The next moment, the dragon came crashing down. The head of the arrow had barely touched its scales when the beast suddenly stood motionless in the air. For Lotye it looked like the scales were overlaid with a grey, rocky texture. She even thought to hear a cracking noise as the dragon’s bloated body turned to stone. Though this created a new problem. Damn it, those plans have a habit of working out far too well, Lotye thought. The dragon was falling right towards them and she watched helplessly as the already big beast got bigger and bigger in her field of view. Only some bold and hasty manoeuvre saved them, but as the ship was suddenly pulled up and away from the rocky danger, Lotye felt like she was being thrown over board. With all of her strength she had to cling to the rail as the dragon turned to stone whooshed down past the ship and towards the ground right next to her. She had to focus entirely on staying on her feet and so didn’t notice that Peino had slipped and disappeared.

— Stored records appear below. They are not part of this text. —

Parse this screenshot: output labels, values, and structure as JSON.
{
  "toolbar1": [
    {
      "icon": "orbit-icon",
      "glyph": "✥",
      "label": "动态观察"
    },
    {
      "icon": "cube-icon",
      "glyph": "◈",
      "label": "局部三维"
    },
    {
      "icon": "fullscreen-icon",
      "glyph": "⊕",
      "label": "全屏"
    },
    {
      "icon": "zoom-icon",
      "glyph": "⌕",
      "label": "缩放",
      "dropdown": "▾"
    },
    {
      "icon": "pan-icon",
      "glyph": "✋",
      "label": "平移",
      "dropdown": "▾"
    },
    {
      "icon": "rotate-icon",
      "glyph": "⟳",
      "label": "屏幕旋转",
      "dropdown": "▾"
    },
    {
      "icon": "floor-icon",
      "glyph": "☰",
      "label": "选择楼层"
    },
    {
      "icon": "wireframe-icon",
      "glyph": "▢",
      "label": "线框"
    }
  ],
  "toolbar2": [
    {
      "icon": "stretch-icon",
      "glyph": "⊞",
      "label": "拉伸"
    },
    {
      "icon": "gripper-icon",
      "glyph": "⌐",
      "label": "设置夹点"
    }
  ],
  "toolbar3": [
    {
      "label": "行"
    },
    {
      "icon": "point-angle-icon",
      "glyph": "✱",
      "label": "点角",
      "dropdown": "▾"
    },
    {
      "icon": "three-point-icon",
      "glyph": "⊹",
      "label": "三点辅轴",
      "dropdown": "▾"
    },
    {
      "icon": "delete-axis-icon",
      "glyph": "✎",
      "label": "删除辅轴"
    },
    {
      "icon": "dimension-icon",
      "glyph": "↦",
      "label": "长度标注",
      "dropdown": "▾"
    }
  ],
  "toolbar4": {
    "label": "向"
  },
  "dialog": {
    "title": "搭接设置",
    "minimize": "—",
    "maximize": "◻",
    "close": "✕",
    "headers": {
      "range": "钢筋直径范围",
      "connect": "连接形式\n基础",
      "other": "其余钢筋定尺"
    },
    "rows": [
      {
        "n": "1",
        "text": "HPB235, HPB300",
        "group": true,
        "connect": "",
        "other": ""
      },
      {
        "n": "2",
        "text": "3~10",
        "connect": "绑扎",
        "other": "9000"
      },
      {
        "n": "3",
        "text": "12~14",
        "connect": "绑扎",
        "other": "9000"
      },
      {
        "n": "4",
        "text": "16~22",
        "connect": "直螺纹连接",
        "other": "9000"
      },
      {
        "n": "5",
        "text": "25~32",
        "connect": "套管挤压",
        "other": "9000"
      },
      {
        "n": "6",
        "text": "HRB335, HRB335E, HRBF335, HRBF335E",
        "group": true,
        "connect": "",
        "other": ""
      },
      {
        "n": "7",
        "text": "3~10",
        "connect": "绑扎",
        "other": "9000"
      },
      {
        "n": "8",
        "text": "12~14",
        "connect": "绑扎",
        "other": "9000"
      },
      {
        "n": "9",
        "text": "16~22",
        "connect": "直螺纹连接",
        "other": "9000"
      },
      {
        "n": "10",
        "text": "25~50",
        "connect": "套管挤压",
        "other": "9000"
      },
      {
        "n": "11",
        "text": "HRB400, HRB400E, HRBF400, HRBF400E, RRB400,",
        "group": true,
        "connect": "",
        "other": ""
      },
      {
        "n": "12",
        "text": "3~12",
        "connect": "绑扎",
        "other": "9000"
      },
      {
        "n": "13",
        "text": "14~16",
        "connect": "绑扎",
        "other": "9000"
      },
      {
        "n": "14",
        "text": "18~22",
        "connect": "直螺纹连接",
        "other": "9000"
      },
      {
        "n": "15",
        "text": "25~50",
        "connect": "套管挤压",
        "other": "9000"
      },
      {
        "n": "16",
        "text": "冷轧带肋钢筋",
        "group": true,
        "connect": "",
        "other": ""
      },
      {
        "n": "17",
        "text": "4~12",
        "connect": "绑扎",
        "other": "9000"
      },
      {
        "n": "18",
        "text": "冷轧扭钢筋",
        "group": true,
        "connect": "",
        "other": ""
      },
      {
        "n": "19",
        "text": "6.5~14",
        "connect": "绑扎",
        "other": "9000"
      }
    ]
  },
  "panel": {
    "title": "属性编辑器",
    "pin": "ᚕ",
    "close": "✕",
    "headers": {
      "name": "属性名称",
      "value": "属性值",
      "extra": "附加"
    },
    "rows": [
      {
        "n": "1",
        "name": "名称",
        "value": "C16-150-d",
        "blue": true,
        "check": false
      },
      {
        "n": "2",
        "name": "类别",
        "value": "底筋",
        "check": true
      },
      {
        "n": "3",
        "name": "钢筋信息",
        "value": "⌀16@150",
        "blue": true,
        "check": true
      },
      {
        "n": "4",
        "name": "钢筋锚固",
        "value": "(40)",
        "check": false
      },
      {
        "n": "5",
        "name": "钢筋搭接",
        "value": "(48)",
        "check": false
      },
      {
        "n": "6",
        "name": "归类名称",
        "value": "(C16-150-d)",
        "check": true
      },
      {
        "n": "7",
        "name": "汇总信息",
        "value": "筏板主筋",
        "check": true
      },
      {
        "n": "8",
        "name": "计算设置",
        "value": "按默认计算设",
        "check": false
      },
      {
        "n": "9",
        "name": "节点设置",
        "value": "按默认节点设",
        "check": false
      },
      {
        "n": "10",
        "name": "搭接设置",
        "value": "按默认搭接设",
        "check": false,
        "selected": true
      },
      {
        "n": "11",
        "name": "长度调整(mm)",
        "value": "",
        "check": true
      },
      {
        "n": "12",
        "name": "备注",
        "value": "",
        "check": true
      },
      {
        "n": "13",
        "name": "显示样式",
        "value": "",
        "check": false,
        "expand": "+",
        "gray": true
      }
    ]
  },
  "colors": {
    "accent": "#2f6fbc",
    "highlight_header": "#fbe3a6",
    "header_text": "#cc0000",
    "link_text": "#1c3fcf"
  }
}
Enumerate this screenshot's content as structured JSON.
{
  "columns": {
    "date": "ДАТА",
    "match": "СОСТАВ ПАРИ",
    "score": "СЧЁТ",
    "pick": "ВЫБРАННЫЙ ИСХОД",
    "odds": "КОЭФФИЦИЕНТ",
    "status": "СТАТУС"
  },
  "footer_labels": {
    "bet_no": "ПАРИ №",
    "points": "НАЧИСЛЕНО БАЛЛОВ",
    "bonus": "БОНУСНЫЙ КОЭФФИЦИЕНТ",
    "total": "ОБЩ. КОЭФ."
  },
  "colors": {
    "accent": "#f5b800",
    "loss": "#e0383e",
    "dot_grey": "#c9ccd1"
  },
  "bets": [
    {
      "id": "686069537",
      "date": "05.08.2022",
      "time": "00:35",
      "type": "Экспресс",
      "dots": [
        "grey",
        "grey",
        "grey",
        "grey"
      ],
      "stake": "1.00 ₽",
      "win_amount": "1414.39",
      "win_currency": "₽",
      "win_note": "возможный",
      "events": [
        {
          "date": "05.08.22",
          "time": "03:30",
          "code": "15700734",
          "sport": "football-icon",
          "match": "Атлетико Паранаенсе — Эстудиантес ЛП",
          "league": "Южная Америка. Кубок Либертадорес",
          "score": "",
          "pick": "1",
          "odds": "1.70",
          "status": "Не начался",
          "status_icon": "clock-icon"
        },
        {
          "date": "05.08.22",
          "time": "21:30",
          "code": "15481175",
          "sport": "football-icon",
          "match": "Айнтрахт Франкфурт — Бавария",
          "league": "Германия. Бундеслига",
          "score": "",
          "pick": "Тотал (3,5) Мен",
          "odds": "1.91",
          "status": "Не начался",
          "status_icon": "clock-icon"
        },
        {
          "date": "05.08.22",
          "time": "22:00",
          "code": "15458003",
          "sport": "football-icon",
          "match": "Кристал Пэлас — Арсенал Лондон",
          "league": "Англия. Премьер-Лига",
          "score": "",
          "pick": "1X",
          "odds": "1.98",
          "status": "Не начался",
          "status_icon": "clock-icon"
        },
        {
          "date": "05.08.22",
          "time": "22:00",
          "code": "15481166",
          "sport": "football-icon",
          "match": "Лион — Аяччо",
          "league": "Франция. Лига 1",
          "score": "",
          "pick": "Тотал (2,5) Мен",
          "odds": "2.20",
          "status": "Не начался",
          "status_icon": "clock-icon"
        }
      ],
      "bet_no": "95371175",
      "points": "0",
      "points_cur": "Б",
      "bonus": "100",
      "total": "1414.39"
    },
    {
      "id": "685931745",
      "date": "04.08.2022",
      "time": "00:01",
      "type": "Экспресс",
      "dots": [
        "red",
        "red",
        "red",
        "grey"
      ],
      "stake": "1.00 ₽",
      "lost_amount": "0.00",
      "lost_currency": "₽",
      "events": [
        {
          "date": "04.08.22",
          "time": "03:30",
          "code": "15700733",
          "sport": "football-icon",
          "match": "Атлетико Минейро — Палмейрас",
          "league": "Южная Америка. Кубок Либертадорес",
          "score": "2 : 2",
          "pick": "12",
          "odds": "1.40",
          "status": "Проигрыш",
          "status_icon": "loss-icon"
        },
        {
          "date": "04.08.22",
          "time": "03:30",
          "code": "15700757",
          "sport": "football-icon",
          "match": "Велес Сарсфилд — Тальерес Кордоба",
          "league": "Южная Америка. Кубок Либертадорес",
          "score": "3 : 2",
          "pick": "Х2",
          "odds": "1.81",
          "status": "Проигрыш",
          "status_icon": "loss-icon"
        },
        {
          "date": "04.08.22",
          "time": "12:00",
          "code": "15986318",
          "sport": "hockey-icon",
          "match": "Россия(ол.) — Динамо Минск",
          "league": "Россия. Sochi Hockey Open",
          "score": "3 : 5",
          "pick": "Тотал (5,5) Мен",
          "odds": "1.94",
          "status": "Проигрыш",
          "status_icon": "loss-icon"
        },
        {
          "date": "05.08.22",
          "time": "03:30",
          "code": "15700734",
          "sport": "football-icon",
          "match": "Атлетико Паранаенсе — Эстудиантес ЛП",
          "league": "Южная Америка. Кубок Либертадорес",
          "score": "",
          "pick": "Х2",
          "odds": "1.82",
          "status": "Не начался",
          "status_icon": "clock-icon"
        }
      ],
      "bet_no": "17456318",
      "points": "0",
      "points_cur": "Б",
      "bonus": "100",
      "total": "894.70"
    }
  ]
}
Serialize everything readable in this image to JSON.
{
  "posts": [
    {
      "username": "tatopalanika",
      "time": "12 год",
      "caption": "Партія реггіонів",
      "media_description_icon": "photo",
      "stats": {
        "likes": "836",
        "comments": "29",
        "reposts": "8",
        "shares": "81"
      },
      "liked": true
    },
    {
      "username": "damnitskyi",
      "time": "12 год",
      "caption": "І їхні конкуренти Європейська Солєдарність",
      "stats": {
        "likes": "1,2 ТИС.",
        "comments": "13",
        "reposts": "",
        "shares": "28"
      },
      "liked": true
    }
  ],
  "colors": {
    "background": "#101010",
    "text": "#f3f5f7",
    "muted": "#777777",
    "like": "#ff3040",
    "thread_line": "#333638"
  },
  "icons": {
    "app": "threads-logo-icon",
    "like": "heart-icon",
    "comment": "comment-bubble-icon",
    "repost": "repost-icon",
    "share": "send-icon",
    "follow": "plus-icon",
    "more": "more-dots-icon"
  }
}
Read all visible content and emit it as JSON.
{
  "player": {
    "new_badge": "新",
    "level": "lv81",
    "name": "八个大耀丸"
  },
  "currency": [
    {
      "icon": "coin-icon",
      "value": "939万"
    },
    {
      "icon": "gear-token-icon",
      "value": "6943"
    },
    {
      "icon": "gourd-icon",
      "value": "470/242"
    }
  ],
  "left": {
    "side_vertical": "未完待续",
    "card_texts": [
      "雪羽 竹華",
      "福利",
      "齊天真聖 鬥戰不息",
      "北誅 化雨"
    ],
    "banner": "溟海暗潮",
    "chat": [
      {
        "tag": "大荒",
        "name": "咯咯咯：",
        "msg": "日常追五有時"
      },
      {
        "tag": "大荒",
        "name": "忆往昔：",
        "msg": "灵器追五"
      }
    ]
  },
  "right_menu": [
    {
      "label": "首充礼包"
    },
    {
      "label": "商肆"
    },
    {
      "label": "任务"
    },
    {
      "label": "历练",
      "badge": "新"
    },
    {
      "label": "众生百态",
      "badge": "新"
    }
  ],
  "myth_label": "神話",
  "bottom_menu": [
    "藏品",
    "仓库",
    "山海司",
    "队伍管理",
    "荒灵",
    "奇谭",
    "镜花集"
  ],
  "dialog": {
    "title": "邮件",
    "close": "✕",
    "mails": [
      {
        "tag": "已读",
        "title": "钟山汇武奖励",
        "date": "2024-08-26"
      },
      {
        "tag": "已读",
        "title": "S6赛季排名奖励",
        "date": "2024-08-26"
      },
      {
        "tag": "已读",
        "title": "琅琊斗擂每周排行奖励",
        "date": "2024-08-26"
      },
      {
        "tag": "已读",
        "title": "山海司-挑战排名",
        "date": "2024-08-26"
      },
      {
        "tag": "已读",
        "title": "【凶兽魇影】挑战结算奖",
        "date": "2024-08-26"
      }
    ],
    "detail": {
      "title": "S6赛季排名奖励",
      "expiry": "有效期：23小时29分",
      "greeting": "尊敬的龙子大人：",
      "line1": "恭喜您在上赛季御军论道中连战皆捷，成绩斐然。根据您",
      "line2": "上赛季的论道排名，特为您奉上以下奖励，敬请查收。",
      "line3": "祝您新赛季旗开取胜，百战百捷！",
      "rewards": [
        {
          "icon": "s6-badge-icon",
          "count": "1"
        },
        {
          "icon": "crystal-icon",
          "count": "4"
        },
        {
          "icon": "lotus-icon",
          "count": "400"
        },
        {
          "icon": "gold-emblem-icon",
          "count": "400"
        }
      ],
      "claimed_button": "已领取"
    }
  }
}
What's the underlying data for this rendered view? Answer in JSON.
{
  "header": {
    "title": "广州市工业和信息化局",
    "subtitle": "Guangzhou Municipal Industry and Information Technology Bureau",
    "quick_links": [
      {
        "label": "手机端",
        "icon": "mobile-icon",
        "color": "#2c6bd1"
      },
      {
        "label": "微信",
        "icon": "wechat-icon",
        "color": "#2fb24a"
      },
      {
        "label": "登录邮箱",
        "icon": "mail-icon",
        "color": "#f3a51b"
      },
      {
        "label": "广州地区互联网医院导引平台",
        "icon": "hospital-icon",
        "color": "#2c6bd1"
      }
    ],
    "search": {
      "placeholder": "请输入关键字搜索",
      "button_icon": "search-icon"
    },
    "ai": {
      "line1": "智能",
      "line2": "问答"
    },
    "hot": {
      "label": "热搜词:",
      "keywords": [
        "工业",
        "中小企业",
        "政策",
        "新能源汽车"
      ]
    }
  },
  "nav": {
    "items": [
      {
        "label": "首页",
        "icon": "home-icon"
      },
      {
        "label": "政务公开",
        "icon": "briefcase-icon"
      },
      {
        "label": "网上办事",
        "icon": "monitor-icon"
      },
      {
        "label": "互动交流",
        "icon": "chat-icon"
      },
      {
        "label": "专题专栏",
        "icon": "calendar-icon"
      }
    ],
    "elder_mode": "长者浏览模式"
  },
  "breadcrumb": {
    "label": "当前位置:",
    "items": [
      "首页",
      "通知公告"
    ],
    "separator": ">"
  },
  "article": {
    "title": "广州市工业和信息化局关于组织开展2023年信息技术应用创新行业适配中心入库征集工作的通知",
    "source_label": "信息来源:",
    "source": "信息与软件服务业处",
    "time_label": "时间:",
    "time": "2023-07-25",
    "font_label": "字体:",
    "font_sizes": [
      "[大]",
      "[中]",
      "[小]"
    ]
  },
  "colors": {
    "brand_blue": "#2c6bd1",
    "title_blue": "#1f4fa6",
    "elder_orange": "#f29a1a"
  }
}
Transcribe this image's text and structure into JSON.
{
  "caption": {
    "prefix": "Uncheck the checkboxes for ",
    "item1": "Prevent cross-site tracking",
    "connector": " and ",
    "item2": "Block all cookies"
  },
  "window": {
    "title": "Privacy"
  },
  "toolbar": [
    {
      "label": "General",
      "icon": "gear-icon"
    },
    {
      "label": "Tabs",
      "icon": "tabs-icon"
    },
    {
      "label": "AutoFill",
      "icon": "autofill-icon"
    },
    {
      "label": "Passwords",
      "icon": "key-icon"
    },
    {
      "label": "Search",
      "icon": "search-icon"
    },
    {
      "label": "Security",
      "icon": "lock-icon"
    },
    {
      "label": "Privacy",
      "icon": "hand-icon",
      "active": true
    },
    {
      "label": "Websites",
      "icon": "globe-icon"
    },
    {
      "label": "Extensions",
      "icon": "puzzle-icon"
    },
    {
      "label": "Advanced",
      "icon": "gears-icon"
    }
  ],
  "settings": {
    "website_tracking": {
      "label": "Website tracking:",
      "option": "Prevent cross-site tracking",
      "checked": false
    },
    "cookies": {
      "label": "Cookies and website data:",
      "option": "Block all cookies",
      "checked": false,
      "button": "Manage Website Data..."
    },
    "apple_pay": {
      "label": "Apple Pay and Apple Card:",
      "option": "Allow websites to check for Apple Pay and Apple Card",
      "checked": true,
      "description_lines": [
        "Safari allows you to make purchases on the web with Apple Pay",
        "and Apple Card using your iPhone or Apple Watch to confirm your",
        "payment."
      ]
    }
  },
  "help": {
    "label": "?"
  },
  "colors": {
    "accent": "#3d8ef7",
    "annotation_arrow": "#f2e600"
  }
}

The danger was far from over, though. Lotye had nearly forgotten about the lower, second dragon, but it was still there. It took some effort and cranking of her neck to see it, but when she finally saw it, she realised that it was much too close. And then, all of a sudden, she didn’t see it any more at all. Pure darkness surrounded her, she could only make out hints of movements around her. At first, Lotye was shocked, but luckily she had the presence of mind to realise that it had to be one of lord Nightwise’s spell and so she just continued to hold on to her life and to the wooden railing in front of her. With a snapping bang, the darkness faded again just as quickly as it had come.
When Lotye saw the dragon again, it was too late. Its enormous wings hit the ship not far away from where she was standing. This time, she wasn’t able to stay on her feet. She was thrown back and her body hit the deck hard. Every bone in her body hurt, but apart from a few scratches and bruises and tears in her clothes, she seemed unharmed. I probably should thank the gods for that later. Slowly and weak-kneed, she got back up on her feet. The ship was still shaking. Or maybe only she was. Only now she realised that there was something missing. A whole part of the ship, to be precise. Complete with the person that had been on that part.
“Peino!”, she whispered worriedly. Cautiously, setting one foot in front of the other, Lotye approached the breakage, not sure what she was expecting to see. When she heard the noble elf cursing, she felt a wave of relief running over her body. While sailors began to run to the railings to take the remaining dragon under fire, she was still moving much slower and therefore wasn’t the first one to reach what had once been the bowsprit. Next to the man she recognised as the ship’s unsympathetic first mate, she went down on her knees, her hands holding onto the broken wooden planks, and looked down to see the Prince entangled in a rope and the mate trying to rescue him. They were out in the open, completely unprotected should the dragon come back.
“Hey”, Lotye said, turning her head to Beau, “is there anything I can do to help?”